Senate Democrat leaders, after briefly masquerading as "uniters, not dividers," appear to be gearing up to fight the nomination of John G. Roberts. Bring it on, ladies and gentlemen -- and Sen. Kennedy.
I doubt their opposition will be designed to defeat Roberts. He is way too qualified, clean and amiable. He is light years away from the gang of 14's "extraordinary circumstances" excuse to invoke a filibuster. And, he's supported by high-powered lawyers in both parties, from the Beltway to Harvard.
The fanfare over the release of decades-old legal memos, and, ultimately, Roberts' judicial philosophy is aimed at laying a foundation for opposing Bush's next high court nominee.
More importantly, it will feed the perpetually outraged malcontents known as the Democrat base. I suspect they're feeling abandoned following Hillary Clinton's most recent Sister Souljah moment in which she suggested the unthinkable: unity among the Michael Moore and Moveon.org crazies and the rest of the party.

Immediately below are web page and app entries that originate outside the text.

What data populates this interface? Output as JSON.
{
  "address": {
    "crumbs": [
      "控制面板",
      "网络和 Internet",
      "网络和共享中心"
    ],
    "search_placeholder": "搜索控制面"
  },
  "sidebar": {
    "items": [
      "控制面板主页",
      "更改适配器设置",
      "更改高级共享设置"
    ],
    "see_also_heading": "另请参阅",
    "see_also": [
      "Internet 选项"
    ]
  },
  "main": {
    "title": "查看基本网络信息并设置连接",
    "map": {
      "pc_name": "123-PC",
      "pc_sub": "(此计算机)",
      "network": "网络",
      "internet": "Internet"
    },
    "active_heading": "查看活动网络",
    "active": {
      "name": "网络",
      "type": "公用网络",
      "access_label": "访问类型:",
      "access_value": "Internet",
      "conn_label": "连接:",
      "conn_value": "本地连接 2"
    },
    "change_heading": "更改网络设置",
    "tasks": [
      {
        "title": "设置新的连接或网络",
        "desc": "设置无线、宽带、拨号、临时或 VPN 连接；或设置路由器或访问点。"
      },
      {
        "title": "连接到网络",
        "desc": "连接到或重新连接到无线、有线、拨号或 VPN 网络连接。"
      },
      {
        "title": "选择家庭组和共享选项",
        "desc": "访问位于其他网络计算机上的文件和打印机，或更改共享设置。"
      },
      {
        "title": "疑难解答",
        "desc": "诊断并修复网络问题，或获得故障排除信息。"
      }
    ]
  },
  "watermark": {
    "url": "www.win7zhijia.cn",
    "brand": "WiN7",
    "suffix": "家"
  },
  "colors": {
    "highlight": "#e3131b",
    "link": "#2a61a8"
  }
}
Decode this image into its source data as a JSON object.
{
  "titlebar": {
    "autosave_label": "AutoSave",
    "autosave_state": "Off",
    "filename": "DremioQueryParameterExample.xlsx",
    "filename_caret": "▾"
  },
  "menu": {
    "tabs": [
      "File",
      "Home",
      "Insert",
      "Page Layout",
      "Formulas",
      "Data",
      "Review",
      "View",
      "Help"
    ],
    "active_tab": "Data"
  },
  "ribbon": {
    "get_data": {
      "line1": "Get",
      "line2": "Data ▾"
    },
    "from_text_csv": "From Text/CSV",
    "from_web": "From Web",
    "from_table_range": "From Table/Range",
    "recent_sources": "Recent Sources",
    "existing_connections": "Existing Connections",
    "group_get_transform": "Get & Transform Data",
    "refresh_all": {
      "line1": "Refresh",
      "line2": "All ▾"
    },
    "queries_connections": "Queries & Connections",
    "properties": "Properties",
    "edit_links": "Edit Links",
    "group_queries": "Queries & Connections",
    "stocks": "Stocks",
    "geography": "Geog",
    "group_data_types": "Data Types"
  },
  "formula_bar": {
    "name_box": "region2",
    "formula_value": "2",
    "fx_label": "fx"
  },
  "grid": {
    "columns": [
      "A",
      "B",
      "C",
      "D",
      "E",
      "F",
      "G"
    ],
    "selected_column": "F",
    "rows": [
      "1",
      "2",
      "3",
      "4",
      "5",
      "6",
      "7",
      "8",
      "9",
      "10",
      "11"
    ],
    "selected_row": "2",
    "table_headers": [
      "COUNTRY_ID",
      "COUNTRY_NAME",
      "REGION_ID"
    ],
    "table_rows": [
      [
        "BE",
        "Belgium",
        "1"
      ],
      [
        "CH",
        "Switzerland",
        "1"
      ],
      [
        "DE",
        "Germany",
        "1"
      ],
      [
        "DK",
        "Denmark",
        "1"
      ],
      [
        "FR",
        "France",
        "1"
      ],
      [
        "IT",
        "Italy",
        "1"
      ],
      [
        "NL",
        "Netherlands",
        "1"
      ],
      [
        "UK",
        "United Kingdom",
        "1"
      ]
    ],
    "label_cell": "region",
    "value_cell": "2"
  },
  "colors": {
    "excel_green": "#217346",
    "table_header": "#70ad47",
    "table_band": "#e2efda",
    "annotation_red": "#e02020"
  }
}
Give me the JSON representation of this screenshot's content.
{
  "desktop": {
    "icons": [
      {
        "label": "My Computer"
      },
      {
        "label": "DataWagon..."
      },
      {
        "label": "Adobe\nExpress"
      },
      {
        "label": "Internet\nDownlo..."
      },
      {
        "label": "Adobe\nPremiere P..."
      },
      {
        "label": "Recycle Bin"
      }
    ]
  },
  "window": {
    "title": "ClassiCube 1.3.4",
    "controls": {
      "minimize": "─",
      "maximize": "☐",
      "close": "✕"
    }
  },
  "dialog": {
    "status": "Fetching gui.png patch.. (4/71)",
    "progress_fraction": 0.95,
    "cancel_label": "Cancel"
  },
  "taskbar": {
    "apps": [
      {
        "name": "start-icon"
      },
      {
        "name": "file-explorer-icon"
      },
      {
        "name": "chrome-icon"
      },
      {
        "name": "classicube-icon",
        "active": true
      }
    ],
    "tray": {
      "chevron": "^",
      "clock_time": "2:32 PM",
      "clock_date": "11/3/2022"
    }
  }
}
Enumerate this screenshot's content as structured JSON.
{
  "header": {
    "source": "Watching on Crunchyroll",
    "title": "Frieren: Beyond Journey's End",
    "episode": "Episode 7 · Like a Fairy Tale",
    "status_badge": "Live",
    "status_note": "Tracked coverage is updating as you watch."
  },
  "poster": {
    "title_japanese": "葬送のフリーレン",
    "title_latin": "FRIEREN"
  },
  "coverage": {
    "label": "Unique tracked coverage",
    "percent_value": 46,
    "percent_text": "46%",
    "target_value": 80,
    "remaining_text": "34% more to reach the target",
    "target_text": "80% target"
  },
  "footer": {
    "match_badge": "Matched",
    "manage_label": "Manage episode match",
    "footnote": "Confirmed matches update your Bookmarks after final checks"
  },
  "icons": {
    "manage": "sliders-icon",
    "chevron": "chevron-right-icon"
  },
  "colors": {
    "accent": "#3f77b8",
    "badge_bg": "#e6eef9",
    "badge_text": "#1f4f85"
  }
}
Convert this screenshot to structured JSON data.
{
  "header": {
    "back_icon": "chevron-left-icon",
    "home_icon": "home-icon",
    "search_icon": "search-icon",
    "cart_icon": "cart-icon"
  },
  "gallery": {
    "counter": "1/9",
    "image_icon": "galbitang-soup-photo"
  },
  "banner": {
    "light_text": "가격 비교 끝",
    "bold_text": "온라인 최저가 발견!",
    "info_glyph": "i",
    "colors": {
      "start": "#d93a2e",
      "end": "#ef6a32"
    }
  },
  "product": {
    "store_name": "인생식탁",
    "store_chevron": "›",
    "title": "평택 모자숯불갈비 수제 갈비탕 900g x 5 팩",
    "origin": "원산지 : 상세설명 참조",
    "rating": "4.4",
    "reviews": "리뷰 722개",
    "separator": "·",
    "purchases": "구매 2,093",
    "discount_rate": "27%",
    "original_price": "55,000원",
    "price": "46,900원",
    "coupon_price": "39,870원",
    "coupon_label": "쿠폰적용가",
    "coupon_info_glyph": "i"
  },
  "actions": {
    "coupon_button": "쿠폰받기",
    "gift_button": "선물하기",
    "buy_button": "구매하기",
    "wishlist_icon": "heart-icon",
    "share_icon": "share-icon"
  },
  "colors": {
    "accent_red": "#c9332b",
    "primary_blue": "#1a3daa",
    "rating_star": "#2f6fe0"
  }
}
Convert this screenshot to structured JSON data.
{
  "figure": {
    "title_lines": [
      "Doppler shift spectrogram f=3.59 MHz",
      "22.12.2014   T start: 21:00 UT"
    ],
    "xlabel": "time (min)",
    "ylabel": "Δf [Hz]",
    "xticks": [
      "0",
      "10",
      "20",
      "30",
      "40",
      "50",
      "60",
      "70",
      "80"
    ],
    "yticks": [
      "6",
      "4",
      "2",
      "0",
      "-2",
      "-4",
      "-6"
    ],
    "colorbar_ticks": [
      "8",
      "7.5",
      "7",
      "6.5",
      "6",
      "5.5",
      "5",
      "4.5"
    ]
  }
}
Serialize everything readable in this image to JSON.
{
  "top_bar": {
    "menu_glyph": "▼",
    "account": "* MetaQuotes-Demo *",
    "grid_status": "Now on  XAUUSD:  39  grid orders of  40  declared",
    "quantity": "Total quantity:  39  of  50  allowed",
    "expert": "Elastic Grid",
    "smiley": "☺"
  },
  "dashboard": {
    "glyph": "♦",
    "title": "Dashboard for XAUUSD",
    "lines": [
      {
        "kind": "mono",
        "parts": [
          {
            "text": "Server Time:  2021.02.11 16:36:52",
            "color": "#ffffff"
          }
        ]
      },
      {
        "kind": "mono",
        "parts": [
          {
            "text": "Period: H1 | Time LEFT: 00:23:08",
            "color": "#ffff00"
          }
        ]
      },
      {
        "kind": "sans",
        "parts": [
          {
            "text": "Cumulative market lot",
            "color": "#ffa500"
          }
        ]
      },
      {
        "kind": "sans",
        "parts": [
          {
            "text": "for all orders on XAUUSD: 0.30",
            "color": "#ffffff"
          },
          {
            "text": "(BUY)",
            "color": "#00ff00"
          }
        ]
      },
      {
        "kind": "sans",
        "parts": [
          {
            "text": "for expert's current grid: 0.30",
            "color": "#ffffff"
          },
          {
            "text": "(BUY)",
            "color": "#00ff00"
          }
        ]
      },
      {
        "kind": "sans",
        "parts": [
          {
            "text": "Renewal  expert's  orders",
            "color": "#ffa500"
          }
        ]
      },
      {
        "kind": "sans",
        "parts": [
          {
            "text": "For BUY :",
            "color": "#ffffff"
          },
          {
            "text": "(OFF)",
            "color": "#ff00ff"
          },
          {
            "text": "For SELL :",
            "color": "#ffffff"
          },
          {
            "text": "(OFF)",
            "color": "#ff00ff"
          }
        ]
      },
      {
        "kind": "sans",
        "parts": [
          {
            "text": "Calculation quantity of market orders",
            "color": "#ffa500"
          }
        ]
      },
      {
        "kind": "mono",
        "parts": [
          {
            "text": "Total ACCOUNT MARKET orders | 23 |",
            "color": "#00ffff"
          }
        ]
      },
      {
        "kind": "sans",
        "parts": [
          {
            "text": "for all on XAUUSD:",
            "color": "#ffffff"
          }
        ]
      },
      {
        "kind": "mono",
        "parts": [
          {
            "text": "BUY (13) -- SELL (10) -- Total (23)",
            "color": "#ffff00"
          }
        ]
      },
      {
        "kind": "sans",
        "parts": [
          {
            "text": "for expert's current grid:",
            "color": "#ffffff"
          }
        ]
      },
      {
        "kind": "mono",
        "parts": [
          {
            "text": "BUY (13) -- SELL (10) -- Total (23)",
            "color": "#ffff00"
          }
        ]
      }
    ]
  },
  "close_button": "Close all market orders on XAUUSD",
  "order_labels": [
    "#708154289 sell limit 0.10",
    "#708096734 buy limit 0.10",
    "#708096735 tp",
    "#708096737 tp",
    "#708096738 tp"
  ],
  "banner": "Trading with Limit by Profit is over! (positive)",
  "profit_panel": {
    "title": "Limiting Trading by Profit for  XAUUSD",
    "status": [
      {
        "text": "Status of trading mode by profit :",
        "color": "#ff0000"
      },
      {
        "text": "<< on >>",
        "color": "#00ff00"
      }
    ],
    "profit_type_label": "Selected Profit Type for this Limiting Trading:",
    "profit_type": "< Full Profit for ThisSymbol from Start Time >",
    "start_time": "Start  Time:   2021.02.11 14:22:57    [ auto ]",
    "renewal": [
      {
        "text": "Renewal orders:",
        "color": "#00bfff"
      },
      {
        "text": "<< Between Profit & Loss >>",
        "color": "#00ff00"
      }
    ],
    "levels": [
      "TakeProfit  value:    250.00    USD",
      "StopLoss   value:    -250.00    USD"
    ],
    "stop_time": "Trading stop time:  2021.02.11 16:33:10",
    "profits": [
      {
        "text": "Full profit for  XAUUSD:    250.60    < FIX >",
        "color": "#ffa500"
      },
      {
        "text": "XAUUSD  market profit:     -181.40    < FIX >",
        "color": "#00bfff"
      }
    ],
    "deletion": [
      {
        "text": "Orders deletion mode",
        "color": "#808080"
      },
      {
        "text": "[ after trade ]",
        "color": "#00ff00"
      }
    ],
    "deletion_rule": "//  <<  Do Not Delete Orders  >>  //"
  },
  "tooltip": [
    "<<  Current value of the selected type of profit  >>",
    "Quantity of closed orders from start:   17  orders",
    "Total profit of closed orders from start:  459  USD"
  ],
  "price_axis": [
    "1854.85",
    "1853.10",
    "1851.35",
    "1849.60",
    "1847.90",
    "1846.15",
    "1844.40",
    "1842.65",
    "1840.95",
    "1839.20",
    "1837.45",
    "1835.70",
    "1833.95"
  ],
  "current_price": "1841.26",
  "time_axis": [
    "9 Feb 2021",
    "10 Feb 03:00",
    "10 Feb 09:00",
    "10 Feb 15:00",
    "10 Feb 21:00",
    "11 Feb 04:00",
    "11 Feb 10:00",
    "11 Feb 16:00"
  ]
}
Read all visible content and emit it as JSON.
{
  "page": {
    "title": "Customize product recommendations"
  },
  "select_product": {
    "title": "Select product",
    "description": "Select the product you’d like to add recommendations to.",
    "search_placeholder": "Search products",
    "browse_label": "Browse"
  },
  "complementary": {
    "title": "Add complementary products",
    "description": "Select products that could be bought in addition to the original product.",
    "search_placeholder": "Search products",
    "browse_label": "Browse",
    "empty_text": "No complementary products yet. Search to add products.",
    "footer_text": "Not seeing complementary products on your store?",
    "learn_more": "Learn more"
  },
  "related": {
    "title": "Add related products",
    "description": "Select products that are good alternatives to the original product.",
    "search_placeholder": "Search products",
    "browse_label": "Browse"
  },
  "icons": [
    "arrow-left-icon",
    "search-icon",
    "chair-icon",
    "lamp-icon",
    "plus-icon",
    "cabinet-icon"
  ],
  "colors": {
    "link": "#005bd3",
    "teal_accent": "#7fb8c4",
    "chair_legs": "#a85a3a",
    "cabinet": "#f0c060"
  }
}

But since we dare never underestimate the tenacity of the Democrat saboteurs, nor the squishiness of certain Republican moderates, we better take the Leahys and Schumers at their word and assume they mean business when they signal their readiness for battle.
Sen. Schumer, who but for his colleague Sen. Leahy, would deserve the highest award for political posturing and chutzpah, issued a veritable threat to the White House over three potential pitfalls facing Judge Roberts' confirmation.
Schumer warned that the White House's refusal to turn over every last document, no matter how remote or irrelevant, was "strike one" against the nominee. Robert's unwillingness to answer questions about past and future Supreme Court cases would be "strike two," and the Republicans' Sept. 29 deadline for voting on the nomination could be "strike three."
The tyrannical, would-be Umpire-in-Chief Schumer issued an edict from his minority pulpit declaring there will be "negative consequences" if one or more of these "strikes" accumulate against Roberts.
Meanwhile, Sen. Kennedy weighed in on the bogus documents flap, saying the attorney-client privilege doesn't shield Roberts' writings as deputy solicitor general because "that office works for all the American people, not just the president."
Under Kennedy's reasoning, this privilege can never be invoked, or waived, absent a plebiscite. Tell me if I'm mistaken, but I can't recall Kennedy pressing President Clinton to release documents he fraudulently sought to conceal under the executive privilege umbrella on the grounds that "the president and his entire staff works for all the people."